Sylvia Plath is on the Night Train from Paris
with a lover asleep and the Olivetti on the floor of the compartment. The dark unfolding outside the window is an infinite religious space. Her mind branches, trying out crashing, inadequate metaphors.
Just days ago, she had changed one word in a problem line, leaving noun for adjective, describing the end, not the means. Then such a silvery-white there was! The language transformed, ductile, like metal. That was arrival, novitiate, your darling cell.
The train leans into lightening sky. To her left are lemon trees, yolk-yellow relenting fruit, and pastel houses on exquisite, fertile land. Close-up, the bright flowers purge their seeds, tiny, crisp coats flung finally out.
On the right, the Mediterranean forces itself repeatedly in blue, carrying on under an adamant sun. There had been a moon in the night, hadn’t there, a romantic spot on the eye somewhere? But who remembers such dopiness,
given this vertebral infinite, this agitation? On the other side of this sea is Egypt, where the girl saint evaporated to a pureness, while the anchorite suffered his body, combustible in devotion, and giving up. Now the train unloads every inch of the past,
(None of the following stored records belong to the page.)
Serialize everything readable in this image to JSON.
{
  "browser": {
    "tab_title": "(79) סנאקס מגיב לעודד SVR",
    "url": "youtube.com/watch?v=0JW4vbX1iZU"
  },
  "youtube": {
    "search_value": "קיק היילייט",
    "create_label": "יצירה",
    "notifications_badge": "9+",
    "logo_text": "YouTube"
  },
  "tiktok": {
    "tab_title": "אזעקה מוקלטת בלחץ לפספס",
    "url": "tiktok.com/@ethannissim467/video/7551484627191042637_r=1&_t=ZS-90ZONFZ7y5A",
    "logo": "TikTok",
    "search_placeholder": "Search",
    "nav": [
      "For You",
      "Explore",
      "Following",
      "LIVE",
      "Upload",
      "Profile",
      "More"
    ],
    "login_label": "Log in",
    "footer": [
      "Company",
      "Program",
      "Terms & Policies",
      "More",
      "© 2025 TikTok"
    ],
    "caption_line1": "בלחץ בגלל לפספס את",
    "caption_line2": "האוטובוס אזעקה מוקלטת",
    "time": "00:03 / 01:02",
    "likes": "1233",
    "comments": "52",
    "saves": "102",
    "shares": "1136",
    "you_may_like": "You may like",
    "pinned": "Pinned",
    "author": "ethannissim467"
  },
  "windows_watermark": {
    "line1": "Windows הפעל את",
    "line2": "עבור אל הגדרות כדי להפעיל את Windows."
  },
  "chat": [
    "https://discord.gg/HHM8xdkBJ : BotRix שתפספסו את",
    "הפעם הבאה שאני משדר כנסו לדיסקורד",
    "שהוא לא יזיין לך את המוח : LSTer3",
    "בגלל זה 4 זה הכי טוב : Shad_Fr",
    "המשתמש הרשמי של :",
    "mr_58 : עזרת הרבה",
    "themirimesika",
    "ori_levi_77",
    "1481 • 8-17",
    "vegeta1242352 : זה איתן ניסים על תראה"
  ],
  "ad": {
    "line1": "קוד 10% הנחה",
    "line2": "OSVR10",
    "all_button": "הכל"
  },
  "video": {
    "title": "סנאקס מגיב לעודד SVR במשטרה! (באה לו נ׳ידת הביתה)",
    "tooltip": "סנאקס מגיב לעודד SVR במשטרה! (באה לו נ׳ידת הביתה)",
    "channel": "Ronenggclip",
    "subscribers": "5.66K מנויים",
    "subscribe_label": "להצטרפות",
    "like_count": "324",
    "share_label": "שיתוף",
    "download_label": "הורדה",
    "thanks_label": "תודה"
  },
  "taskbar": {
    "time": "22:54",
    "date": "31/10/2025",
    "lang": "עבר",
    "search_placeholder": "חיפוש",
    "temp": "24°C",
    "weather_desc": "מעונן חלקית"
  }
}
absolving in a lustrous violence. She would like to be taken by force into the terrible sea for the malice that powers the heart for real, and shaken until she sees stars, snarling white, abrasive and well-meaning.